Narcissism has always played a more important role in Bertolucci’s eroticism than collective sentiment of any kind — including three-way sex or the more sweet-tempered arrangements of Jules and Jim — and Matthew placing a snapshot of Isabelle inside his underpants next to his erect penis is the perfect encapsulation of Bertolucci’s idea of a turn-on. It’s this sort of narcissism, multiplied by three, that ultimately makes this trio so charmless–they certainly don’t represent any of the things that lured me to Paris or kept me there. Among the things that did was rediscovering America and American movies through the lens of France and seeing how French cinema helped mold American movie culture. And I should point out that the French love of America reflected in the plot of The Dreamers, and Godard’s Breathless before it, continues unabated, even if the American love of France appears to be on the wane. In Paris I visited a shop that sold educational materials for high school teachers, among them DVD study guides for Bowling for Columbine and Elephant. I didn’t buy either but did pick up a special edition of John Ford’s The Searchers that included a documentary about McCarthyism, interactive puzzles about Ford’s camera-angle choices, and other features I’d never expect to find on any American DVD of the film. That same week the cover story of Les Inrockuptibles, a fashionable French arts weekly, was devoted to the efforts of anti-Bush Americans such as Michael Moore and Al Franken.

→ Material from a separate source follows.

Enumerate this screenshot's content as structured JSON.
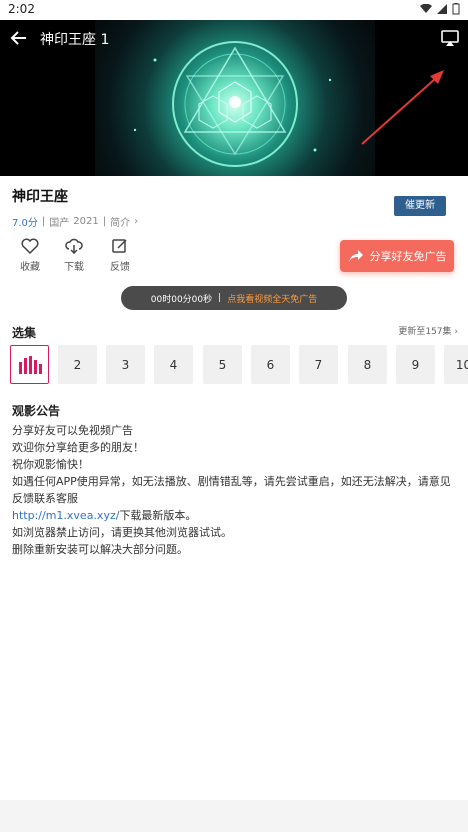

I don’t mean to imply that France could teach us the same things it did 30-odd years ago, or that Bertolucci’s fantasy can’t serve other needs and whims. But its nostalgia and narcissism are ultimately two versions of the same thing, and neither can reopen cross-cultural channels. Instead they keep this story stuck in the past, frozen and intact and irrelevant. I’d much prefer a fantasy about sex, politics, cinema, or some version of all three that teaches us something new about the present.